Daneesh Simien, Ph.D., assistant professor of mechanical and aerospace engineering
Simien, whose main area of expertise is in carbon nanotubes, joined the faculty in January 2010. Simien was born in Jamaica, but conducted her undergraduate studies at Rice University in Houston, Texas, where she pursued her B.S degree in Materials Science and Engineering and B.A degree in French Studies, all while being a member of the varsity women’s basketball squad. Simien received her M.S and Ph.D degrees in Materials Science and Engineering, also from Rice, in 2008. While a graduate student at Rice University she met her husband, Clayton Simien, Ph.D., who was a graduate student in the Physics Department. As a postdoctoral researcher in the Polymer Division at NIST she conducted research in highly conductive thin films made from ultra purified and characterized length sorted single walled carbon nanotubes. Her previous experience includes making and investigating novel nanocomposite materials. At WVU, Simien plans to expand her research program to use single walled carbon nanotubes to generate sensor materials, as well as conducting metrology of nanocomposite components to generate highly reproducible mechanical properties in these novel material systems. Simien also joined the faculty at WVU as a research professor in the Physics Department. She and her husband welcomed their first child, a daughter named Dayna Isabel Simien, on August 1, 2009.

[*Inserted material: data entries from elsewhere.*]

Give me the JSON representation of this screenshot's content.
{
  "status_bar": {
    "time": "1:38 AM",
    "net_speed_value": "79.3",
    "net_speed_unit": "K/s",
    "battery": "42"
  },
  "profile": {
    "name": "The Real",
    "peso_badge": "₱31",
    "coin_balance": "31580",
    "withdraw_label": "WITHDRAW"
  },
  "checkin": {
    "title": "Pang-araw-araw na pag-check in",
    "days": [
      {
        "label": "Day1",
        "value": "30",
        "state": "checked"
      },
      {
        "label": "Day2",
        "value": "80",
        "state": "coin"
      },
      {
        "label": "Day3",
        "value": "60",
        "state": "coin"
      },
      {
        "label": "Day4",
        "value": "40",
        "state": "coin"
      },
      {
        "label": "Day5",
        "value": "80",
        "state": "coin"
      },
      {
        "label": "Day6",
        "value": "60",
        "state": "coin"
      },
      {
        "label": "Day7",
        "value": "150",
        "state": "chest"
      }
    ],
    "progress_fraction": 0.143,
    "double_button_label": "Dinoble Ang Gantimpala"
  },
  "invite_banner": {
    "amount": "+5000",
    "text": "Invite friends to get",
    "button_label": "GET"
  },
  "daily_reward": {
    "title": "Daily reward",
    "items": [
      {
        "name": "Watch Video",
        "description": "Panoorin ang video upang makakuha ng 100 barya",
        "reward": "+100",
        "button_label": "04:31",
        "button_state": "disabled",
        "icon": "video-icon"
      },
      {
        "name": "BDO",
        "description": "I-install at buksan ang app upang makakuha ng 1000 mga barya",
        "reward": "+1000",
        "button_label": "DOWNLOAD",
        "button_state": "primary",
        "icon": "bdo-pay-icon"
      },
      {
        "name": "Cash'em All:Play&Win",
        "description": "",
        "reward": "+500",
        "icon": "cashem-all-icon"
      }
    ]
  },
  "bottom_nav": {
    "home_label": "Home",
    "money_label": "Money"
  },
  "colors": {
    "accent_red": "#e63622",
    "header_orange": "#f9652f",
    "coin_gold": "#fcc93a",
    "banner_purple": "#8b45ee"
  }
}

Contact: Christie Zachary, Public Relations Specialist, WVNano